Anti-money laundering (AML) and combatting terrorist financing (CTF) are positioned as fundamental compliance duties in local and global legislation and regulations. Mitigating AML/CTF risk entails using a risk-based strategy to detect, monitor, and report suspicious actions.
With massive volumes of transactions, constant changes in regulatory requirements, such as scanning against an enormous number of sanctioned entities and PEP lists, and the complicated nature of money laundering activities, AML/CTF technology has become an essential requirement for every compliance function, as the human approach is deemed inefficient.
As a result, to improve their operations, compliance departments require an effective and efficient solution to mitigate AML/CTF risks. The rate of false positives and false negatives are used to determine these systems’ efficiency and efficacy.
Monitoring transactions for suspicious behavior is a critical component of any AML compliance program. Deposits, withdrawals, fund transfers, purchases, merchant credits, and payments are all part of the transaction scope. Monitoring often begins with a rules-based system that monitors client transactions for red flags indicative of money laundering. When a transaction satisfies a predefined rule, an alert is created, and the case is forwarded to the bank’s internal investigation team for human review. If the investigators determine that the activity is consistent with money laundering, the bank will submit a Suspicious Activity Report (SAR) with the related FinCEN.
Advanced AML Software
AI will considerably enhance accuracy in predicting which situations will result in a SAR file due to its capacity to dynamically learn patterns in complex data. AI anti-money laundering models may be used in the review process to score and rate all new instances. Any case that exceeds a specified risk level is forwarded to investigators for human evaluation. Meanwhile, any case that falls below the threshold can be immediately dismissed or sent to a lower-level review. Once AI models are in production, they may be regularly retrained on new data to detect any unique money laundering activities. The feedback investigators will provide this information.

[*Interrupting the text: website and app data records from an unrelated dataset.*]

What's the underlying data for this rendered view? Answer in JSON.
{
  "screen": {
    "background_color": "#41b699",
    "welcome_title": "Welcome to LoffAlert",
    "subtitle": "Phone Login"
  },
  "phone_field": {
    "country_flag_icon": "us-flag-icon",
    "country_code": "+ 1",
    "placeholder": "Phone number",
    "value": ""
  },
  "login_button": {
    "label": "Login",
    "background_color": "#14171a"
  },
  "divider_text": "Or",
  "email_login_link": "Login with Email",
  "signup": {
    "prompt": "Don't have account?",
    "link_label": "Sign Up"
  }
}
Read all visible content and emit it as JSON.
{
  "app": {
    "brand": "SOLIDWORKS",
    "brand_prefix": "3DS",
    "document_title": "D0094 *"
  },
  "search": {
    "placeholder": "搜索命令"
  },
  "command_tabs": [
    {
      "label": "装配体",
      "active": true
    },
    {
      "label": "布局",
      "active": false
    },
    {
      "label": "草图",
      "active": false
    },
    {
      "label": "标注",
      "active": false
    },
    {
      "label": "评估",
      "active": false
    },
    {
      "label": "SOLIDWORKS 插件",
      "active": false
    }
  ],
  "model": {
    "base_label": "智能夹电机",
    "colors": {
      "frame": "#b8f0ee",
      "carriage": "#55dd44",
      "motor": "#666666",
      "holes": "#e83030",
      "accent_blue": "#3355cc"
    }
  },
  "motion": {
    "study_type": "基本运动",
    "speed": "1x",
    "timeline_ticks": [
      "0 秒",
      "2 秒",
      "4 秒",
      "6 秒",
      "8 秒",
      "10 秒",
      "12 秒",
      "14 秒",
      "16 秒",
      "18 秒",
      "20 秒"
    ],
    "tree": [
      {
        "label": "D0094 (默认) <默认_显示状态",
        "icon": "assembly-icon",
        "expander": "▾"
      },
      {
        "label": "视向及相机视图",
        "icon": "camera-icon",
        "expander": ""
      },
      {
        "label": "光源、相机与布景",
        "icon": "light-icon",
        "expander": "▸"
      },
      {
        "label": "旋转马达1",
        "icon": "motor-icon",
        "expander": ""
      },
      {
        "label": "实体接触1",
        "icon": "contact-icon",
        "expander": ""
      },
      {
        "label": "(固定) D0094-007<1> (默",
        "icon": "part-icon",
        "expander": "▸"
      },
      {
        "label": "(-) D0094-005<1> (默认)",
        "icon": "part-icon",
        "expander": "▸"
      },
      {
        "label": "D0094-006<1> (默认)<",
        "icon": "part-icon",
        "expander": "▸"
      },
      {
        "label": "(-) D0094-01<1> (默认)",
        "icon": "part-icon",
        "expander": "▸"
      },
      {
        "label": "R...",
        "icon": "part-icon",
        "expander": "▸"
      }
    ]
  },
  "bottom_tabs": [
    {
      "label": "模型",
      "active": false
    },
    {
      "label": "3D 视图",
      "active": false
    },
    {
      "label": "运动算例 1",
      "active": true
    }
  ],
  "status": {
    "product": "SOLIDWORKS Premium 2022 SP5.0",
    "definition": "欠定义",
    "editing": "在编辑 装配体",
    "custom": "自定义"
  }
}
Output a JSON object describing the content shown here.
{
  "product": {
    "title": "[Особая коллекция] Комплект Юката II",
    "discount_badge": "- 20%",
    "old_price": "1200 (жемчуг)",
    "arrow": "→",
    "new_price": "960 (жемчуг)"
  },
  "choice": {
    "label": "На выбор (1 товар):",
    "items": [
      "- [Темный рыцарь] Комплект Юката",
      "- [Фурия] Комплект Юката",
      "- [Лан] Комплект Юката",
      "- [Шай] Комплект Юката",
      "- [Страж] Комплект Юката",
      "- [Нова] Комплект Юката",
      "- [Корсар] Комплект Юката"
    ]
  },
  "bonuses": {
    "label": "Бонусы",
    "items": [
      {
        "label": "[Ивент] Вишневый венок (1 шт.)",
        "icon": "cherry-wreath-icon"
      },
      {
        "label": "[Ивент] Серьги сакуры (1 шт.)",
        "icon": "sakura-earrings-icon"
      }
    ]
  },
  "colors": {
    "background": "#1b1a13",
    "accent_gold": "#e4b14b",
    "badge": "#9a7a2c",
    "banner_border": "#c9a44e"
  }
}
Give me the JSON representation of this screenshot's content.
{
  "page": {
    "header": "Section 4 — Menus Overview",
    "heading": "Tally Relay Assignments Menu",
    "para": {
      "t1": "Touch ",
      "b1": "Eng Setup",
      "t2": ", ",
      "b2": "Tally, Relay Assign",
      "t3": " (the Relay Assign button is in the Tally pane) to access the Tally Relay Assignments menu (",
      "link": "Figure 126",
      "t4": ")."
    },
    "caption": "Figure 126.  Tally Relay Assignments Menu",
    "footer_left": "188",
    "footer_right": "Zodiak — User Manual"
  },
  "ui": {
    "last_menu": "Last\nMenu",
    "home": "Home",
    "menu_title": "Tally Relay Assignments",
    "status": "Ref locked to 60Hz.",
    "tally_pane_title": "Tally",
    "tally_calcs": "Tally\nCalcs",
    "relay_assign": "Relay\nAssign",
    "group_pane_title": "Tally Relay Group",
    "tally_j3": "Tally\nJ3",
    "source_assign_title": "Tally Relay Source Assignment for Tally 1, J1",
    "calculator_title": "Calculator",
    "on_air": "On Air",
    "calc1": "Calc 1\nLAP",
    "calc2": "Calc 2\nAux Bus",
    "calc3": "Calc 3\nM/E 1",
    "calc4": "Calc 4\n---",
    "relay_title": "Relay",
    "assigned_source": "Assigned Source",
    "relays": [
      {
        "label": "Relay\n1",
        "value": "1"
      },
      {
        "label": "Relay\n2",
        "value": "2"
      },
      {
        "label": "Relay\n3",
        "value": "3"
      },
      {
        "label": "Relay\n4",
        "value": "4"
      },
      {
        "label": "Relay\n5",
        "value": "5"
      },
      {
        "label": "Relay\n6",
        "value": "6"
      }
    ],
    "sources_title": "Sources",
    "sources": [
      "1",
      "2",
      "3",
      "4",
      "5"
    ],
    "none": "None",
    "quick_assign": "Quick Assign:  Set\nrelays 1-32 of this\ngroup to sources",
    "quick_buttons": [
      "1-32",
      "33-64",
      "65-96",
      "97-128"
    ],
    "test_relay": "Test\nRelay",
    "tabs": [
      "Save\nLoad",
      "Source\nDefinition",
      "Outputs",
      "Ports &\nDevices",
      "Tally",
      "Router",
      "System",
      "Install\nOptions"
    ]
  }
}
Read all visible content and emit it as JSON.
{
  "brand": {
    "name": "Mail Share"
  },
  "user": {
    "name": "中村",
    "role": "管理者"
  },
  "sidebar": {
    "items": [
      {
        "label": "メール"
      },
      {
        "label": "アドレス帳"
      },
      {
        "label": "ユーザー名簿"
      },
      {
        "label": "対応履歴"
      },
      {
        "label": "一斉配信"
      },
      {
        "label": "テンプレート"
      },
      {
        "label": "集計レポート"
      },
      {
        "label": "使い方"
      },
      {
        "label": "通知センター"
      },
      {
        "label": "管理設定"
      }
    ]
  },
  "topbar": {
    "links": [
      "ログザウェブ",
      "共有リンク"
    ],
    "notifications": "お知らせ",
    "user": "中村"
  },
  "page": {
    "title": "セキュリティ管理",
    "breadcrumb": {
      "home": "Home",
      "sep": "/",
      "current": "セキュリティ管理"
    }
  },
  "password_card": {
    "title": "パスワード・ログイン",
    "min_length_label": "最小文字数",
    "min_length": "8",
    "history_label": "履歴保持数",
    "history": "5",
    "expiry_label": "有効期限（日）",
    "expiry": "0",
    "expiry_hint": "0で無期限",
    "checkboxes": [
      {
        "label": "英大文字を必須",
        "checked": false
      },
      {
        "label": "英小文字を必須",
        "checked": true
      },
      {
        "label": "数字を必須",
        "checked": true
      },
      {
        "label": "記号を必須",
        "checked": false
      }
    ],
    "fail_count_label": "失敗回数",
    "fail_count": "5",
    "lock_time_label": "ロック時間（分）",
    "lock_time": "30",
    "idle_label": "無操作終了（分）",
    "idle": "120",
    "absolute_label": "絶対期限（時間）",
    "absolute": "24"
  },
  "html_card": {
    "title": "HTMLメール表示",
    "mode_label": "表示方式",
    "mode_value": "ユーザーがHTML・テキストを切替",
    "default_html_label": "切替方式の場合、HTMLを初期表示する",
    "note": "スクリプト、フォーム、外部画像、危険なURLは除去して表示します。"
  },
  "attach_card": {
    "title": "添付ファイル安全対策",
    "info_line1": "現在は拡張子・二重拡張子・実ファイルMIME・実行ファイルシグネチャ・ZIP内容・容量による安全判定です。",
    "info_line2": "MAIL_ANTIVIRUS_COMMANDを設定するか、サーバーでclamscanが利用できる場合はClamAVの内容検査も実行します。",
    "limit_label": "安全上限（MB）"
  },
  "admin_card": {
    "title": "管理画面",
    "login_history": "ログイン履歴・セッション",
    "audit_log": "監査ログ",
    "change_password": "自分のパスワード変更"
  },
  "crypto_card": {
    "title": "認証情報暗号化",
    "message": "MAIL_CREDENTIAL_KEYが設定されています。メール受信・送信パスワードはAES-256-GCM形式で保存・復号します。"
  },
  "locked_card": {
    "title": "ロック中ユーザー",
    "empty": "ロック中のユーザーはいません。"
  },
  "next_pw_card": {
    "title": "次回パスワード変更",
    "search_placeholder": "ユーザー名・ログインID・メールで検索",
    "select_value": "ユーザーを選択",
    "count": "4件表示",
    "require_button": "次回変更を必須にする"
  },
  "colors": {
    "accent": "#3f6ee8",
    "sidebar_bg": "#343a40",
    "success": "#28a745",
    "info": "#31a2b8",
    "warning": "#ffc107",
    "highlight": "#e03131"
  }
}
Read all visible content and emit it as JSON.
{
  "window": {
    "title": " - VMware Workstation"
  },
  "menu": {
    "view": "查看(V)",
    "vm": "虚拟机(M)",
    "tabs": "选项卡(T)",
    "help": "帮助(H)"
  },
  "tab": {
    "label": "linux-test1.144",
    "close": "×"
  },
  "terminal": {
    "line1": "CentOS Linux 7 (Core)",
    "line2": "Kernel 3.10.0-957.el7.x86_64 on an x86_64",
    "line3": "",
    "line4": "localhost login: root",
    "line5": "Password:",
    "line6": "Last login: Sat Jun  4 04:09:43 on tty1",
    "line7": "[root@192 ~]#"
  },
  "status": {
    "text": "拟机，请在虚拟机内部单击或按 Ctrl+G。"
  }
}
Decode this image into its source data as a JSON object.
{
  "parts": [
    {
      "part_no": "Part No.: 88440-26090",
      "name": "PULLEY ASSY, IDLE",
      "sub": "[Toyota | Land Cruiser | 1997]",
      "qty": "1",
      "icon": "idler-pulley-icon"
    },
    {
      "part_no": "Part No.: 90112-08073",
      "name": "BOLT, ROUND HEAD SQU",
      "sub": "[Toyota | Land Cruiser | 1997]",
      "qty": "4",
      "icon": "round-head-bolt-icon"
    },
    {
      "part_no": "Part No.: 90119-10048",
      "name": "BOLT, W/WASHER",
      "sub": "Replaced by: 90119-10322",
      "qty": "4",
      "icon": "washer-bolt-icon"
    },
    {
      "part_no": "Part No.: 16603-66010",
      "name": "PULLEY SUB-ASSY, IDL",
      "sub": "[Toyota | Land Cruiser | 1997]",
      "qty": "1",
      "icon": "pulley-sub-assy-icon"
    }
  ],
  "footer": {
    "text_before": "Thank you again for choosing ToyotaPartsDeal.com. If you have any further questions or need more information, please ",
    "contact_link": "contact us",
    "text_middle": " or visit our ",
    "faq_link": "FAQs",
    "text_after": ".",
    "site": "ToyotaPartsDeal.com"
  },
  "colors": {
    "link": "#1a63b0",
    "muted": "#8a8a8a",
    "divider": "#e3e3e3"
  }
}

In general, AI assists investigators in focusing their attention on instances with the highest risk of AML while reducing the amount of time they spend studying false-positive cases. In addition, improvements in the efficacy and efficiency of investigations result in fewer incidents of money laundering that go undiscovered for institutions with high volumes of daily transactions. This enables banks to improve their regulatory compliance while also reducing the importance of financial crime in their network.
Reducing False Positives
Transaction monitoring and screening methods necessitate the processing and analysis of massive amounts of data from many sources, frequently in an unstructured manner. The more perplexing the data gathered as part of procedural compliance, the more difficult it is to distinguish false positives from actual positive AML alerts.
With the help of Sanction Scanner’s transaction monitoring system, firms may be able to improve their false positive rates by carefully evaluating the data collecting process and properly arranging that data once received. In practice, this involves categorizing names, such as title, first name, and surname, rather than recording each name as a single data item, which is likely to generate administrative uncertainty and impede compliance teams’ attempts to clarify client identities after AML warnings.
Criminals may attempt to alter their names or relocate across countries in order to avoid AML requirements. Keeping this in mind, although the quantity of AML data collected is necessary for creating an accurate client profile, the relevance of that data is critical for the verification process. Firms should ensure that the data they gather about their customers is relevant and timely to the customer’s risk profile, and so assists the AML process. A false positive might be generated, for example, if a company fails to update a customer’s name change or move from a high-risk jurisdiction to a low-risk one.
March 4, 2022 Published by The Sanction Scanner.